Ngarrindjeri delegate Basil Sumner accepts the Museum's largest ever repatriation of Aboriginal remains
Ngarrindjeri delegate Basil Sumner accepts the Museum's largest ever repatriation of Aboriginal remains
Photo: Dragi Markovic

The Museum holds human remains and sacred/secret objects derived from the collections originally held by the former Australian Institute of Anatomy. These collections were transferred to the Museum in 1984. While it has not actively sought to acquire either human remains or sacred objects, the Museum is the legally-prescribed authority under the Aboriginal and Torres Strait Islander Heritage Protection Act 1984 for remains and objects referred to the Minister. The management of this material is strictly controlled by detailed policies and handling guidelines to ensure that these collections are cared for in a culturally sensitive and appropriate manner.

The National Museum's repatriation activities are funded by the Museum, the Aboriginal and Torres Strait Islander Commission and the Return of Indigenous Cultural Property Program, an initiative of the Cultural Ministers' Council as part of a government program to return Indigenous human remains and sacred objects to the Australian Indigenous peoples with cultural rights to those materials.

Since the program commenced, more than 75 Aboriginal and Torres Strait Islander communities and representative organisations have been advised of human remains and sacred objects in the Museum's care and invited to pursue repatriation.

The Museum returned the remains of 405 individuals to Aboriginal communities in the Northern Territory, South Australia, New South Wales and Victoria in 2002-2003.
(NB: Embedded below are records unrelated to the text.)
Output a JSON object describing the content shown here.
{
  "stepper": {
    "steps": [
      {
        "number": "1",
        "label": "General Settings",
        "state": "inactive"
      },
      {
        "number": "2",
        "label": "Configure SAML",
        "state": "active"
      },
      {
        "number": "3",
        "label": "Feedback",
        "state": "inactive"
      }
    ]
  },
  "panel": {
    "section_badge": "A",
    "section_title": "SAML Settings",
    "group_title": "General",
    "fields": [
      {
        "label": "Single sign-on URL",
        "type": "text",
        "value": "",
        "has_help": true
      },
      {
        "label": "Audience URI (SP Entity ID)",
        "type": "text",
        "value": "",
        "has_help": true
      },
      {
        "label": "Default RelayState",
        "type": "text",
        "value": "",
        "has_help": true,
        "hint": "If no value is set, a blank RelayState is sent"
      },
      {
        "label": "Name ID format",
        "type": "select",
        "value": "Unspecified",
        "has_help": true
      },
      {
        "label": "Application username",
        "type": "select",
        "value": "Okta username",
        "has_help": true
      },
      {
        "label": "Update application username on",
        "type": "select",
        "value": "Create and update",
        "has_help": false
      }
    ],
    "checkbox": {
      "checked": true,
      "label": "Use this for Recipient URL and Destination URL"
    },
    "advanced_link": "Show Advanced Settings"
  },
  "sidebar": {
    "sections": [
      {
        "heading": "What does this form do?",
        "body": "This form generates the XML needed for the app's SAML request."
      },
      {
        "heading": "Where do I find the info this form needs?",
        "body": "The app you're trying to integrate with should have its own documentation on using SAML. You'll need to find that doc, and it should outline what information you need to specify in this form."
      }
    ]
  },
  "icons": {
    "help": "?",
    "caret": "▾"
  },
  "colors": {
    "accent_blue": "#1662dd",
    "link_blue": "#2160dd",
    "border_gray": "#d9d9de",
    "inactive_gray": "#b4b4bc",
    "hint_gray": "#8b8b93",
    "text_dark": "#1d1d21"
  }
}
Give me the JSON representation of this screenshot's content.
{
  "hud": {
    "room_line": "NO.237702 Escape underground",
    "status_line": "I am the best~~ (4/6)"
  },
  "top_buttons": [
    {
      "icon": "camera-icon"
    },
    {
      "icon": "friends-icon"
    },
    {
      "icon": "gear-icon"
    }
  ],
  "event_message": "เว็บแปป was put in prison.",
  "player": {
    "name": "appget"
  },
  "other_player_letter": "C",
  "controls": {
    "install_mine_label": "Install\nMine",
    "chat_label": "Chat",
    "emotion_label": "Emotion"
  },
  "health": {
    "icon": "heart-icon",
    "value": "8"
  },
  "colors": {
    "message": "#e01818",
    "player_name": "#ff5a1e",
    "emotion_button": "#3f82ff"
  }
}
The Museum also continued to assist the Aboriginal and Torres Strait Islander Commission in coordinating the management and repatriation of Indigenous human remains returned from Edinburgh University, Scotland, to communities with cultural rights to those materials.

In 2003 the Foundation for Aboriginal and Islander Research Action in Queensland requested the Museum's assistance with the care and repatriation of Indigenous human remains returned from the Royal College of Surgeons, London. Some of the remains have since been returned to the communities and the remainder are being held temporarily by the Museum prior to repatriation.

Repatriation-related advice and assistance has also been provided to state and territory cultural heritage institutions, the Hunterian Museum in Glasgow and the United Kingdom Government Working Group on Human Remains.